Some parents have been raising concerns about the teaching of critical race theory in public schools in the United States. Recently, these specious claims have been showing up in Canada too. School boards are being questioned for their anti-racism policies and the teaching of CRT to students.
The Waterloo Region Record recently published a story that detailed how Waterloo Region District School Board trustees in Ontario were told by some parents they were concerned their children could “internalize shame and guilt because they’re white.”
A school delegation called “for more transparency about what’s being taught in classrooms on critical race theory and white privilege” and asked education staff to provide a working definition of the terms in relation to “anti-racist lesson plans.”
And last month, a Toronto Star article on Durham Catholic School Board’s “new anti-racism policy” reported that trustees and members of the public had concerns about language such as “white supremacy” and “colonialism.”
The language, they said, “reflected ‘critical race theory,’ an academic concept that contends racism — whether intentional or not — is systemic and embedded in institutions.” The Star reported that this language was removed from the new policy.

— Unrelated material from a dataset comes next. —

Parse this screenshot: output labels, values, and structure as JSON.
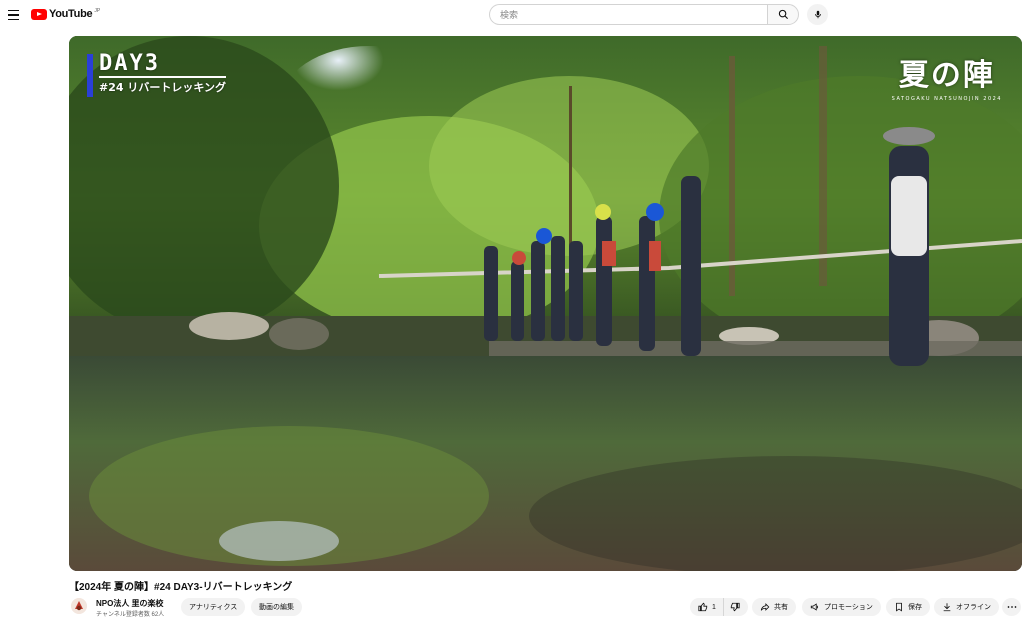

Read the full article written by Carl E. James, Professor and Jean Augustine Chair in Education, Community & Diaspora (Faculty of Education, York University) and Vidya Shah, Assistant Professor (Faculty of Education) in The Conversation.
Listen to the full podcast, discussing the injustices and inequalities in the education system with guest Carl E. James, Professor and Jean Augustine Chair in Education, Community & Diaspora (Faculty of Education, York University) on The Conversation.